On our recent travels I’ve had the opportunity to see a number of photography exhibits. Some of these were planned visits, others I just happened upon, but they all show the power of photography in different ways. I love uncovering and discovering all of the different ways that photography can impact us, deepening our experience in the world around us.
In my visit to the Rosengart Collection in Lucerne, I had the opportunity to see the photos David Douglas Duncan took of Picasso. Duncan, a photojournalist, became friends with Picasso and captured some extraordinary images of ordinary moments in Picasso’s life. The thing that struck me was the humor and zest for life that Picasso had, it just comes through in the images of him in his home, interacting with his family and his art. How powerful is that, to capture the artist that created the art, and to get a glimpse of the personality? It makes my understanding of Picasso and his work so much deeper. I don’t have any pictures of the exhibit, but you can see many images of Picasso by Duncan on the web here.
As we explored the Swiss countryside around Gruyere, we stopped at the Musee Gruerien folk museum, where they just happened to have an exhibit of the photography of Emmanuel Gavillet, a modern Swiss photographer. The subject was Gastlosen – the Swiss “Rocky Mountains.” All black and white, shot with an 8×10″ film camera, the images were beautiful in their capture of contrast and texture. The display also showed some elements of the 8×10″ camera, which were helpful to explain aperture and film to Brandon, who is fascinated by the workings of my camera and the idea of “film” is completely foreign to him. The images, printed large and on the wall, were powerful. They were images full of quiet grace, showing the timelessness of nature. A reminder that photographs are at their best when viewed large, they are truly art.
The city of Lausanne has one of the first museums in Europe dedicated to photography, the Musee de L’Elysee. The current exhibit is reGeneration2, an exhibition of 80 young photographers (in art school) from 30 countries in North America, Asia and Europe.
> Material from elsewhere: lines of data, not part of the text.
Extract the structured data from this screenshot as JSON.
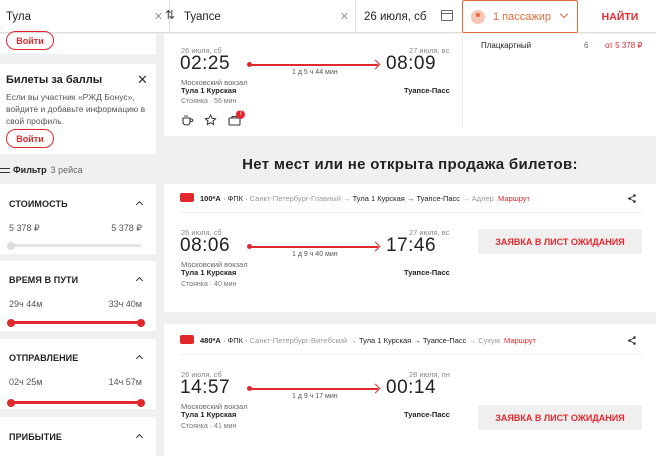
{
  "search": {
    "from": "Тула",
    "to": "Туапсе",
    "date": "26 июля, сб",
    "passengers": "1 пассажир",
    "find_label": "НАЙТИ"
  },
  "sidebar": {
    "login_label": "Войти",
    "bonus": {
      "title": "Билеты за баллы",
      "text": "Если вы участник «РЖД Бонус», войдите и добавьте информацию в свой профиль.",
      "login_label": "Войти"
    },
    "filter": {
      "label": "Фильтр",
      "count": "3 рейса"
    },
    "sections": [
      {
        "title": "СТОИМОСТЬ",
        "min": "5 378 ₽",
        "max": "5 378 ₽",
        "low": 0,
        "high": 1
      },
      {
        "title": "ВРЕМЯ В ПУТИ",
        "min": "29ч 44м",
        "max": "33ч 40м",
        "low": 0,
        "high": 1
      },
      {
        "title": "ОТПРАВЛЕНИЕ",
        "min": "02ч 25м",
        "max": "14ч 57м",
        "low": 0,
        "high": 1
      },
      {
        "title": "ПРИБЫТИЕ"
      }
    ]
  },
  "trains": [
    {
      "dep_date": "26 июля, сб",
      "dep_time": "02:25",
      "dep_station": "Московский вокзал",
      "dep_city": "Тула 1 Курская",
      "stop": "Стоянка · 56 мин",
      "arr_date": "27 июля, вс",
      "arr_time": "08:09",
      "arr_city": "Туапсе-Пасс",
      "duration": "1 д 5 ч 44 мин",
      "seat_type": "Плацкартный",
      "seat_count": "6",
      "seat_price": "от 5 378 ₽",
      "badge_count": "7"
    },
    {
      "number": "100*А",
      "carrier": "ФПК",
      "from": "Санкт-Петербург-Главный",
      "seg_from": "Тула 1 Курская",
      "seg_to": "Туапсе-Пасс",
      "to": "Адлер",
      "route_link": "Маршрут",
      "dep_date": "26 июля, сб",
      "dep_time": "08:06",
      "dep_station": "Московский вокзал",
      "dep_city": "Тула 1 Курская",
      "stop": "Стоянка · 40 мин",
      "arr_date": "27 июля, вс",
      "arr_time": "17:46",
      "arr_city": "Туапсе-Пасс",
      "duration": "1 д 9 ч 40 мин",
      "wait_label": "ЗАЯВКА В ЛИСТ ОЖИДАНИЯ"
    },
    {
      "number": "480*А",
      "carrier": "ФПК",
      "from": "Санкт-Петербург-Витебский",
      "seg_from": "Тула 1 Курская",
      "seg_to": "Туапсе-Пасс",
      "to": "Сухум",
      "route_link": "Маршрут",
      "dep_date": "26 июля, сб",
      "dep_time": "14:57",
      "dep_station": "Московский вокзал",
      "dep_city": "Тула 1 Курская",
      "stop": "Стоянка · 41 мин",
      "arr_date": "28 июля, пн",
      "arr_time": "00:14",
      "arr_city": "Туапсе-Пасс",
      "duration": "1 д 9 ч 17 мин",
      "wait_label": "ЗАЯВКА В ЛИСТ ОЖИДАНИЯ"
    }
  ],
  "no_seats_heading": "Нет мест или не открыта продажа билетов:",
  "colors": {
    "accent": "#e3282d",
    "orange": "#e16b3b",
    "background": "#eef0f2"
  }
}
I was struck by the sheer variety of it all… from people to architecture, from candid moments to studio, from black and white to color, from film photographs to digital collage, even shape (see round photos, in image shown above). Some of the photography I loved, some I didn’t like, but it all reaffirmed my belief that we all have a unique vision to show the world. Art is personal, so for every person that doesn’t like our art, there is someone who will. We need to keep showing our personal vision, developing our own style. Regain the irrepressible confidence of youth, the belief that you can do anything, that these photographers show.
While wandering the waterfront in Geneva, we ran into a photography exhibit called “Chernobyl: 25 Years After the Catastrophe.” Powerful images from Guillame Briquet, showing the area surrounding Chernobyl today. He captured the decay of the human creations and the rebirth of nature left to itself, even in the wake of such a damaging event. What a contrast, against the backdrop of the festive carnival also happening along the lakefront. The most striking images for me were the ones that showed the evidence of lives interrupted. Just left behind. And the saddest part? It was too late for most of the people in the town of Pripyat to survive, since they were evacuated a full day after the accident because of the extreme radiation to which they were exposed.
This exhibit showed the power of photography to teach us about history, to remind us of events of the past and the longer term ramifications. To teach us about what the human ego can do, when left unchecked. Photography has the power to keep the world honest.
Finally, last weekend back in my home area of Milan, Italy I found the exhibit of Alberto Bortoluzzi‘s 24+1 Cinema Chairs Project. What a delightful find this was! Finding an old movie theater chair in the dump, Bortoluzzi was struck by the disappearance of these chairs for their cushy, higher tech cousins. He began wondering about the stories that old movie theater chairs might tell, and started to find and document these chairs. He then contacted filmmakers for their memories of the cinema and the result is a powerful essay on the history of film, through the images of these chairs and the words of the people who helped create the films. A first for me, I actually made a beeline to the bookstore and purchased the book of the project so that I could enjoy the images and stories at my leisure. Bortolozzi’s work shows the power of photography, when paired with stories, to capture something greater than the image itself. To create something wonderful and new.
Photography is amazing, isn’t it? We need to move it from the computer screen and onto the wall. We need to experience it larger than life, as a part of our physical environment. If you can, take the opportunity to go see an exhibit in person soon, and share what you learn! As for me, I think I’m going to figure out how to view some of my photos, live and in person.